Via Reuters: Ebola health workers should get danger money, expert says. Excerpt:
Doctors and nurses fighting the world's biggest outbreak of the Ebola virus in West Africa should get incentives including better pay, insurance and access to the new Ebola drug ZMapp, an international health expert said.
The hemorrhagic fever, spread through the blood, sweat and vomit of the sick, has killed more than 1,550 people since March, including more than 120 health workers.
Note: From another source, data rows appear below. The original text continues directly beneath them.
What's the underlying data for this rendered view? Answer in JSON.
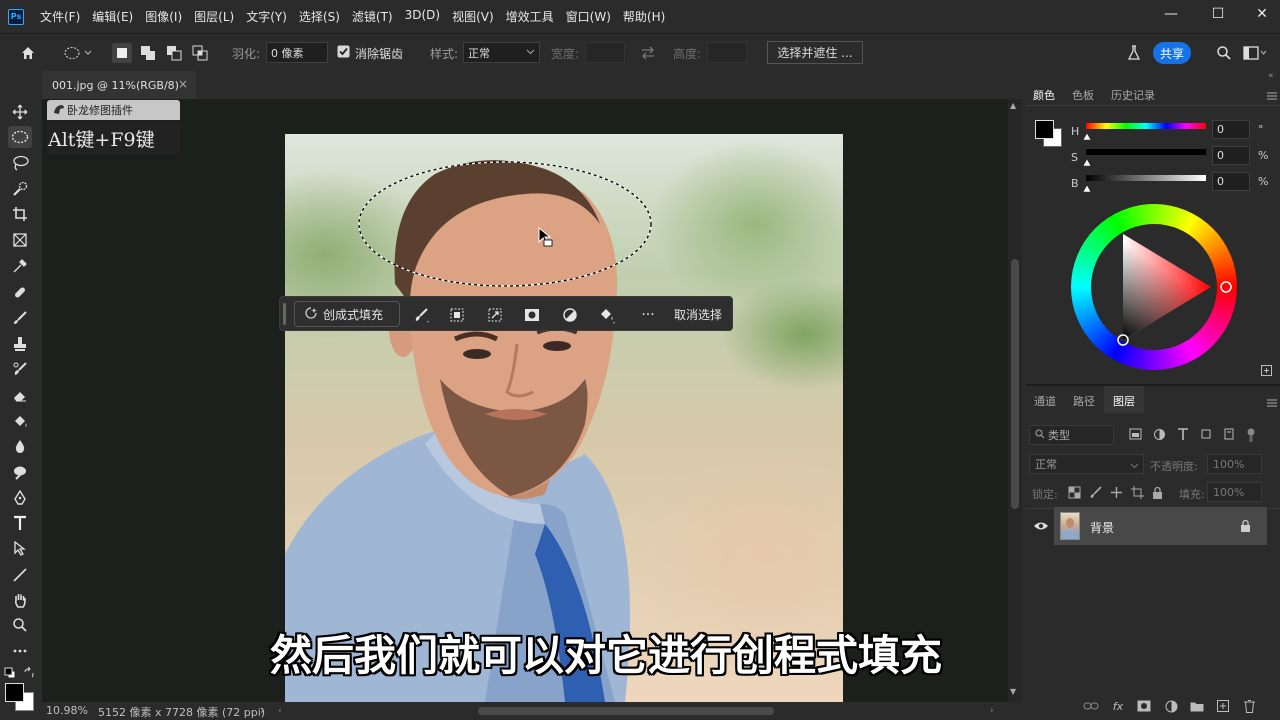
{
  "app": {
    "logo": "Ps"
  },
  "menu": [
    "文件(F)",
    "编辑(E)",
    "图像(I)",
    "图层(L)",
    "文字(Y)",
    "选择(S)",
    "滤镜(T)",
    "3D(D)",
    "视图(V)",
    "增效工具",
    "窗口(W)",
    "帮助(H)"
  ],
  "window_controls": {
    "minimize": "—",
    "maximize": "☐",
    "close": "✕"
  },
  "options": {
    "feather_label": "羽化:",
    "feather_value": "0 像素",
    "antialias_label": "消除锯齿",
    "antialias_checked": true,
    "style_label": "样式:",
    "style_value": "正常",
    "width_label": "宽度:",
    "height_label": "高度:",
    "select_mask_label": "选择并遮住 ...",
    "share_label": "共享"
  },
  "document": {
    "tab_title": "001.jpg @ 11%(RGB/8)",
    "tab_close": "×"
  },
  "plugin": {
    "name": "卧龙修图插件",
    "shortcut": "Alt键+F9键"
  },
  "taskbar": {
    "generative_fill": "创成式填充",
    "more": "···",
    "deselect": "取消选择"
  },
  "subtitle": "然后我们就可以对它进行创程式填充",
  "status": {
    "zoom": "10.98%",
    "doc_size": "5152 像素 x 7728 像素 (72 ppi)",
    "arrow": "›"
  },
  "color_panel": {
    "tabs": [
      "颜色",
      "色板",
      "历史记录"
    ],
    "active_tab": "颜色",
    "h_label": "H",
    "s_label": "S",
    "b_label": "B",
    "h_value": "0",
    "s_value": "0",
    "b_value": "0",
    "h_unit": "°",
    "s_unit": "%",
    "b_unit": "%",
    "foreground": "#000000",
    "background": "#ffffff",
    "hue_marker": "#ff0000"
  },
  "layers_panel": {
    "tabs": [
      "通道",
      "路径",
      "图层"
    ],
    "active_tab": "图层",
    "filter_label": "类型",
    "blend_mode": "正常",
    "opacity_label": "不透明度:",
    "opacity_value": "100%",
    "lock_label": "锁定:",
    "fill_label": "填充:",
    "fill_value": "100%",
    "layers": [
      {
        "name": "背景",
        "visible": true,
        "locked": true
      }
    ]
  },
  "colors": {
    "accent": "#1473e6",
    "panel": "#2b2b2b",
    "app_bg": "#1c1c1c"
  }
}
Many work long hours with no access to proper protective equipment.
Johan von Schreeb, who has travelled to the region to advise officials on how to manage the deadly epidemic, said if health workers were not protected and remunerated for their dangerous work, they could not be expected to report for duty.
"There has to be reciprocity for those that are taking a risk in getting involved in this epidemic and are working to control it. If you take risks, you should be paid," said von Schreeb, head of research on healthcare in disasters at the Karolinska Institute in Stockholm.
"Modern mobile phone technology can be used to track who is coming to work as well as transferring money directly so they can be paid on a performance-based system on top of their normal salaries," he told Thomson Reuters Foundation from Sierra Leone, where he is providing technical support for the outbreak.
The government of Sierra Leone has come under fire for its handling of the Ebola outbreak. On Saturday, health workers went on strike over pay and poor working conditions at a major state-run Ebola treatment centre in Kenema in the country's east.
As well as holding formal walkouts, some health workers elsewhere in Sierra Leone, as well as others in Ebola-hit Liberia and Guinea, have simply not reported for work.
In Liberia, where infection rates are highest, President Ellen Johnson-Sirleaf has issued orders threatening state officials with dismissal for failing to report for work or for fleeing the country.
Ishmael Mehemoh, chief supervisor at Sierra Leone's Kenema clinic in Sierra Leone, said that "gloves, aprons and boots are either not available at some times or are insufficient". He said the clinic's burial team had only "one broken stretcher" to transport corpses which posed a health hazard.
In a further sign of strained resources, nurses and members of the burial team at Kenema told Reuters the government had stopped paying their wages of $50 a week.
Von Schreeb said advanced treatment centres specifically for infected caregivers as well as insurance packages could help to encourage health care workers to continue their essential work.